══ PROVIDED DATA ══

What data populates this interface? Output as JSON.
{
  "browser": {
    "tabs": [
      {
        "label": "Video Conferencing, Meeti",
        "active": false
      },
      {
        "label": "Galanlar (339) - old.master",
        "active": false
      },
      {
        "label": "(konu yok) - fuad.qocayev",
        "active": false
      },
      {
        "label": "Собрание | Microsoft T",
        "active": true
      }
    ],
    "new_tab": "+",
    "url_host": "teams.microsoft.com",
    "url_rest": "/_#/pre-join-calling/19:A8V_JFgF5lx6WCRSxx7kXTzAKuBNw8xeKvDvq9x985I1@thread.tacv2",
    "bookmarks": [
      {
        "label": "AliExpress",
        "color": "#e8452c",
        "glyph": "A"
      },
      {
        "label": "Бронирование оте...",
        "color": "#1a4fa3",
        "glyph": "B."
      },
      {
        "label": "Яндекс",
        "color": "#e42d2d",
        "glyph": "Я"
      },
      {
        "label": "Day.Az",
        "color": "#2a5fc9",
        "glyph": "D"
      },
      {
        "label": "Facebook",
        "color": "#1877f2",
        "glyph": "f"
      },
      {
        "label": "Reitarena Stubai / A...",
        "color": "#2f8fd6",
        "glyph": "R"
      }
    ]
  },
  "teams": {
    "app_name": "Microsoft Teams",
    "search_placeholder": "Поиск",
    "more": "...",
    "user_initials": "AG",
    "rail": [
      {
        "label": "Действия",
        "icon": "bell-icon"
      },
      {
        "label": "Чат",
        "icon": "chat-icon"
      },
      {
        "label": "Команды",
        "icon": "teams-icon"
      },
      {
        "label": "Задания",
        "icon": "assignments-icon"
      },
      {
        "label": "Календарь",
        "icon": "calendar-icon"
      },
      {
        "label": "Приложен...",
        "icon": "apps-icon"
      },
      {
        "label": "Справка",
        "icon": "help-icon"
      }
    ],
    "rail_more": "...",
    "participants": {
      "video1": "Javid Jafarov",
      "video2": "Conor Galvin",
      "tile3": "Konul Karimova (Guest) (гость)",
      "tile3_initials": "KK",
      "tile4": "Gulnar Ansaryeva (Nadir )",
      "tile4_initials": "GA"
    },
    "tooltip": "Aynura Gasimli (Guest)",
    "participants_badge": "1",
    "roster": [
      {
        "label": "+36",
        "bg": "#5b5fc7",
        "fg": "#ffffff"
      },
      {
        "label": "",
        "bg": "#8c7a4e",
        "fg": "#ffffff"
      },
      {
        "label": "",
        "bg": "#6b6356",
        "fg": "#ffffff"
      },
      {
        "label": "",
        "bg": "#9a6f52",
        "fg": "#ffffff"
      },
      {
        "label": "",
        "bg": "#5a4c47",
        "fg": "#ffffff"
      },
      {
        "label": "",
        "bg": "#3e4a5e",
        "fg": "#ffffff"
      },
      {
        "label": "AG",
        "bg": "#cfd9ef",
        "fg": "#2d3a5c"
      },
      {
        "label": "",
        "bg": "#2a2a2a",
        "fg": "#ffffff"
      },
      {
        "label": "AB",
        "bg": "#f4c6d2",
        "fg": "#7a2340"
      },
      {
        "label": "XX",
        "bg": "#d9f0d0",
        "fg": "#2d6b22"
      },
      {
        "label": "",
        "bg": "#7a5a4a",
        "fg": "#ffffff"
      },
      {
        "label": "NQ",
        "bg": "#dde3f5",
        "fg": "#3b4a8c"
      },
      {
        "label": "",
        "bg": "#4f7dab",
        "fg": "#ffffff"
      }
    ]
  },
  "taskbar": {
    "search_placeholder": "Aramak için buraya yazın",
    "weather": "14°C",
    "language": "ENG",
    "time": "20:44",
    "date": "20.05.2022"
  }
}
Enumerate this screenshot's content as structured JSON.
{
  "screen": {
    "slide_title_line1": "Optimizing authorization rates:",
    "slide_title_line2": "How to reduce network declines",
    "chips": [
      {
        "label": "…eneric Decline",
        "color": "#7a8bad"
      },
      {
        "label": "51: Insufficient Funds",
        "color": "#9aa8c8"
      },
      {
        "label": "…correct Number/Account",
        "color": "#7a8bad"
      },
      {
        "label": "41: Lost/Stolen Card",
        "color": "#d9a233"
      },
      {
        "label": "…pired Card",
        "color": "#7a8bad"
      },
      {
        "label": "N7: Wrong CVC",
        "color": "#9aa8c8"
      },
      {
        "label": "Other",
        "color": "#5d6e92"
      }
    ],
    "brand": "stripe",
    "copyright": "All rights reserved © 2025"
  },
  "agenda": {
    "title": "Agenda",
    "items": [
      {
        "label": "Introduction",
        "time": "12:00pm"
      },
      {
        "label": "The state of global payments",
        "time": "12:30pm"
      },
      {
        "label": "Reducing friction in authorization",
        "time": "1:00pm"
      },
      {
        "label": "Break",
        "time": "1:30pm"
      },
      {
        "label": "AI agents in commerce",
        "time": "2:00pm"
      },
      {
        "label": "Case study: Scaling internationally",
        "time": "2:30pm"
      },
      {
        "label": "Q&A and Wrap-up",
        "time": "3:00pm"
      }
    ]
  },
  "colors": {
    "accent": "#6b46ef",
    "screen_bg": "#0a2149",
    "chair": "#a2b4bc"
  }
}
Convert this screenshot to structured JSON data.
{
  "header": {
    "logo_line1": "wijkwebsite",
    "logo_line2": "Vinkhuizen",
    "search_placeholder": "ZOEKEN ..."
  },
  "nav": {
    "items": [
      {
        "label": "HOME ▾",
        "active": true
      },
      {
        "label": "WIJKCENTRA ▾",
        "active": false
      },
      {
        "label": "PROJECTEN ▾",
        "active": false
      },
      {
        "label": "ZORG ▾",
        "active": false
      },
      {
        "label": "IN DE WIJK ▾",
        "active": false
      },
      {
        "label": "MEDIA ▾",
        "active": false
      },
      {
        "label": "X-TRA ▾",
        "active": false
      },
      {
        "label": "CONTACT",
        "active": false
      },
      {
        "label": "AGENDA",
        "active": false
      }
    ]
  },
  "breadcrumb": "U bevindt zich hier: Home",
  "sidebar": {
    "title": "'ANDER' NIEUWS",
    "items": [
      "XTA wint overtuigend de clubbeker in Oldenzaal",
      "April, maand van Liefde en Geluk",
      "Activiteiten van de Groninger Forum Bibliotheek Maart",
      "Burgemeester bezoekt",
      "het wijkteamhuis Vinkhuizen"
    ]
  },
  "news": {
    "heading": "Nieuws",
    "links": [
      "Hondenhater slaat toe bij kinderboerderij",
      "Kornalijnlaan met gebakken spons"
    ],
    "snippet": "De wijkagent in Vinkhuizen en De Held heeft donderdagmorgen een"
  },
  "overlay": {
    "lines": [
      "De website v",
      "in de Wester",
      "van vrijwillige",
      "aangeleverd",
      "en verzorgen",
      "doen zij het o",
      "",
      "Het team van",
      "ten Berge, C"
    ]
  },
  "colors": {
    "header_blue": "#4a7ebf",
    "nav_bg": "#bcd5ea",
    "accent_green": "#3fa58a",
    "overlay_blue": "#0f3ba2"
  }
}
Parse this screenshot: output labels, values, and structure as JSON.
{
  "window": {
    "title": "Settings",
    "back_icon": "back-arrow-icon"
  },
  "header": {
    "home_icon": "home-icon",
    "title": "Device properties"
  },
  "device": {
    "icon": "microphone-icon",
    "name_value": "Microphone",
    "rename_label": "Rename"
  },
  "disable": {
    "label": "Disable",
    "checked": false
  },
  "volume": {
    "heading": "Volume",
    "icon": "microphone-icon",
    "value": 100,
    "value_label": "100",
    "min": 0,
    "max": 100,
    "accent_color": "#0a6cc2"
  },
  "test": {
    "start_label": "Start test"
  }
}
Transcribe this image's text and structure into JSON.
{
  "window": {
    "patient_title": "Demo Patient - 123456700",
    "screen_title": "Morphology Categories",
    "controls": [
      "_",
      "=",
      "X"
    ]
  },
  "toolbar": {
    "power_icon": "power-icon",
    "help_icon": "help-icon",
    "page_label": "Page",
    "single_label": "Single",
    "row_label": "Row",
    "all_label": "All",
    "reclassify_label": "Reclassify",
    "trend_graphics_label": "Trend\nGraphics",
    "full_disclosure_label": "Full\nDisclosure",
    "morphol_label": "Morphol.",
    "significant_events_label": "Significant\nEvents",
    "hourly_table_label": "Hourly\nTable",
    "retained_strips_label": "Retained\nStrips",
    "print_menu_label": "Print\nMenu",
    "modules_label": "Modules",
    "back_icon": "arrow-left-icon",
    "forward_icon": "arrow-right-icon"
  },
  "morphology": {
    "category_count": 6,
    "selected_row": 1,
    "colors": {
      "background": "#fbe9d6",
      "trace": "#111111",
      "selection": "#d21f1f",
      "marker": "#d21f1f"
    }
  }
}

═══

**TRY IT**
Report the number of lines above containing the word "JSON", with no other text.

**FINISHED EXERCISE**
5